**ACTIVITY**.
Below are the records; copy every line in them that holds the string "text".

(Dataset rows describing interfaces)
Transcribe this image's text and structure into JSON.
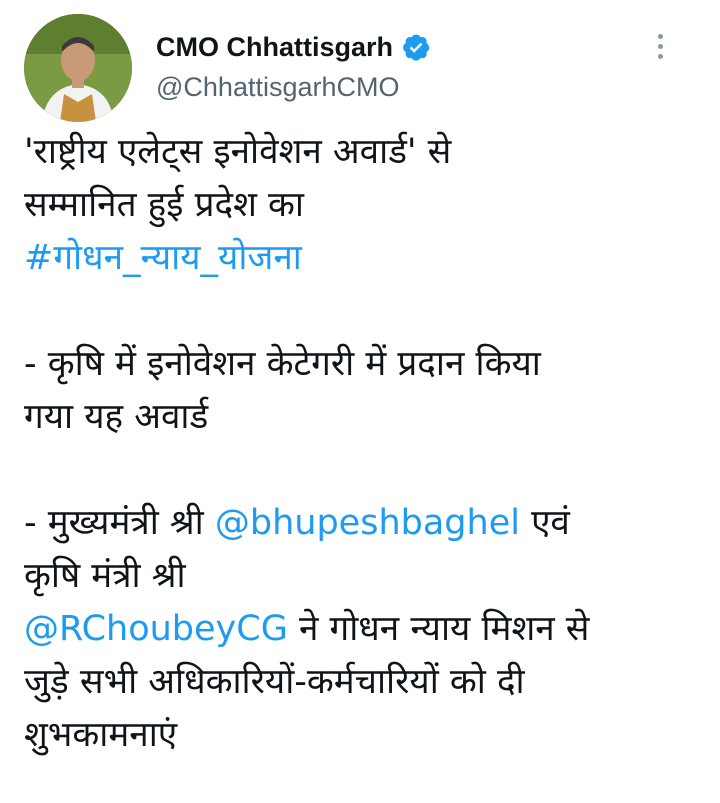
{
  "account": {
    "display_name": "CMO Chhattisgarh",
    "handle": "@ChhattisgarhCMO",
    "verified_icon": "verified-badge-icon",
    "more_icon": "more-options-icon"
  },
  "tweet": {
    "line1": "'राष्ट्रीय एलेट्स इनोवेशन अवार्ड' से",
    "line2": "सम्मानित हुई प्रदेश का",
    "hashtag": "#गोधन_न्याय_योजना",
    "line4": "- कृषि में इनोवेशन केटेगरी में प्रदान किया",
    "line5": "गया यह अवार्ड",
    "line6_prefix": "- मुख्यमंत्री श्री ",
    "mention1": "@bhupeshbaghel",
    "line6_suffix": " एवं",
    "line7": "कृषि मंत्री श्री",
    "mention2": "@RChoubeyCG",
    "line8_suffix": " ने गोधन न्याय मिशन से",
    "line9": "जुड़े सभी अधिकारियों-कर्मचारियों को दी",
    "line10": "शुभकामनाएं"
  },
  "colors": {
    "link": "#1d9bf0",
    "text": "#0f1419",
    "secondary": "#536471"
  }
}
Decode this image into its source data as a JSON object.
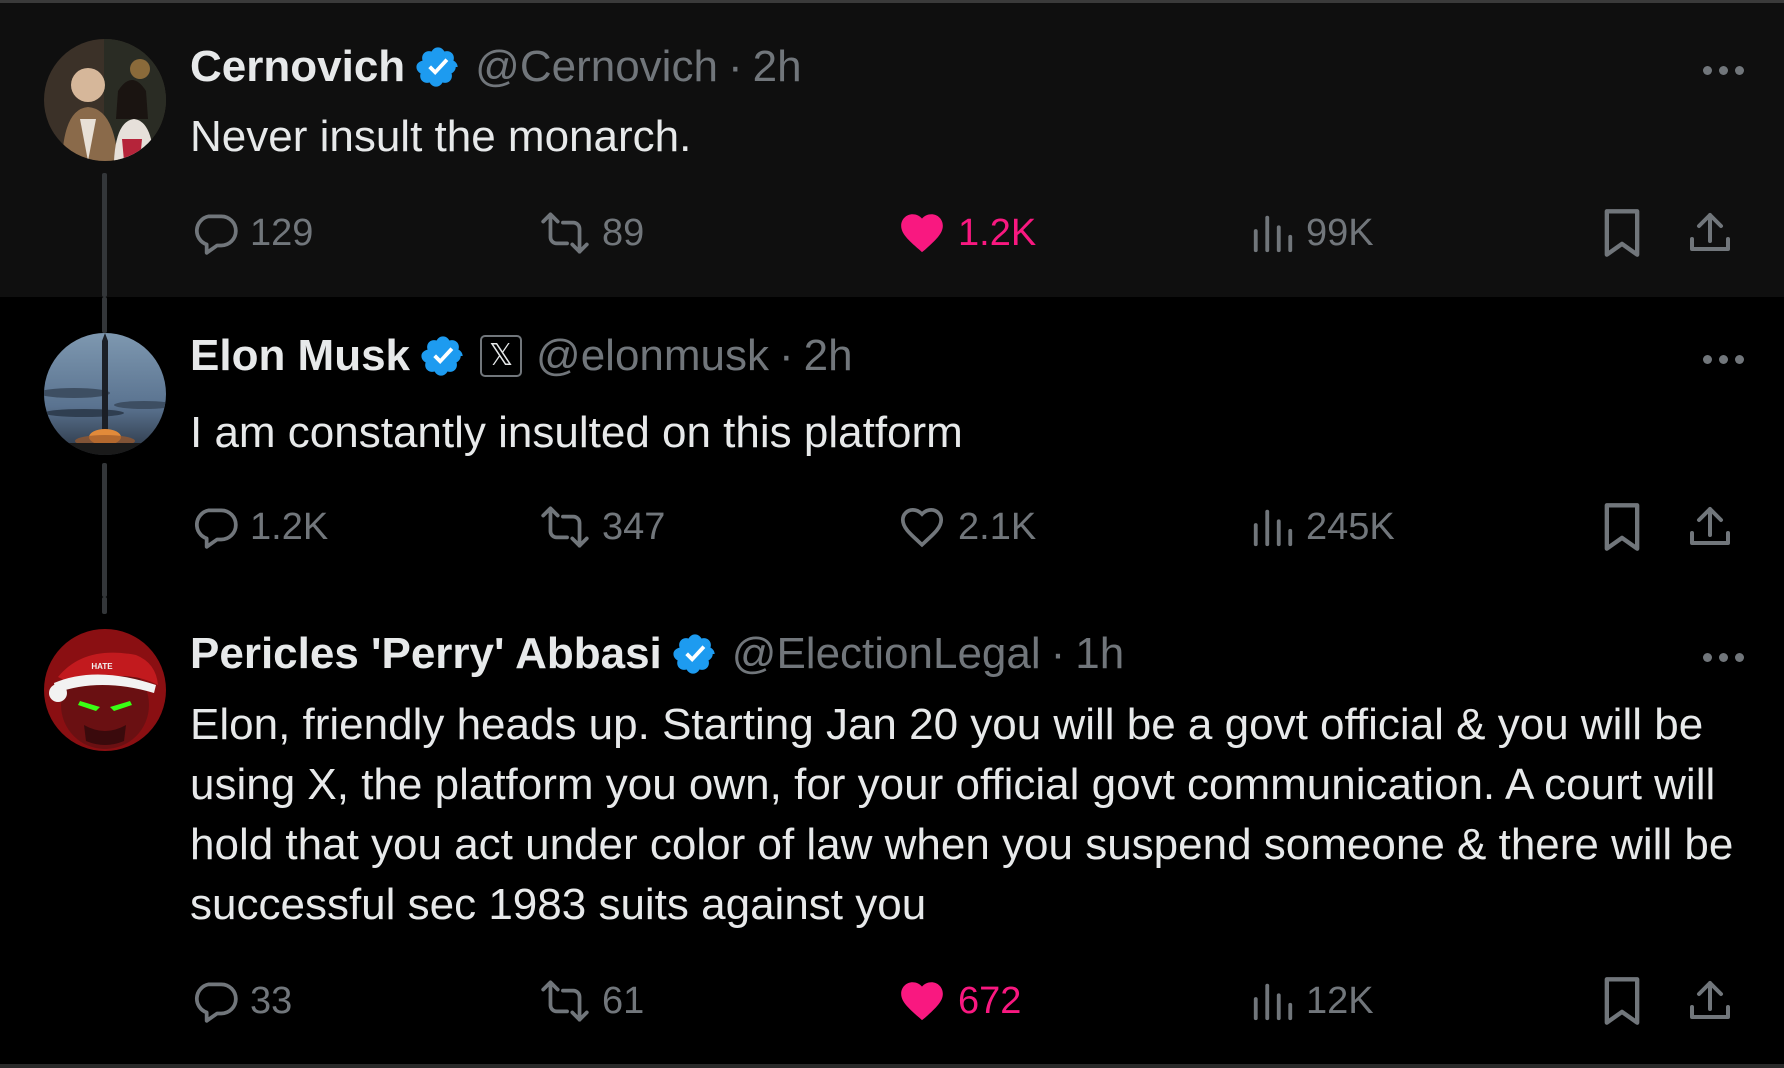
{
  "tweets": [
    {
      "name": "Cernovich",
      "handle": "@Cernovich",
      "separator": "·",
      "time": "2h",
      "text": "Never insult the monarch.",
      "replies": "129",
      "reposts": "89",
      "likes": "1.2K",
      "liked": true,
      "views": "99K"
    },
    {
      "name": "Elon Musk",
      "handle": "@elonmusk",
      "separator": "·",
      "time": "2h",
      "affiliation_badge": "𝕏",
      "text": "I am constantly insulted on this platform",
      "replies": "1.2K",
      "reposts": "347",
      "likes": "2.1K",
      "liked": false,
      "views": "245K"
    },
    {
      "name": "Pericles 'Perry' Abbasi",
      "handle": "@ElectionLegal",
      "separator": "·",
      "time": "1h",
      "text": "Elon, friendly heads up. Starting Jan 20 you will be a govt official & you will be using X, the platform you own, for your official govt communication. A court will hold that you act under color of law when you suspend someone & there will be successful sec 1983 suits against you",
      "replies": "33",
      "reposts": "61",
      "likes": "672",
      "liked": true,
      "views": "12K"
    }
  ],
  "colors": {
    "background": "#000000",
    "highlight_row": "#0f0f0f",
    "text": "#e7e9ea",
    "muted": "#71767b",
    "like": "#f91880",
    "verified": "#1d9bf0"
  },
  "icons": [
    "verified-badge-icon",
    "x-logo-icon",
    "more-icon",
    "reply-icon",
    "repost-icon",
    "like-icon",
    "views-icon",
    "bookmark-icon",
    "share-icon"
  ]
}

**OUTPUT FOR THIS TASK**.
Transcribe this image's text and structure into JSON.
    "text": "#0f1419",
      "text": "Never insult the monarch.",
      "text": "I am constantly insulted on this platform",
      "text": "Elon, friendly heads up. Starting Jan 20 you will be a govt official & you will be using X, the platform you own, for your official govt communication. A court will hold that you act under color of law when you suspend someone & there will be successful sec 1983 suits against you",
    "text": "#e7e9ea",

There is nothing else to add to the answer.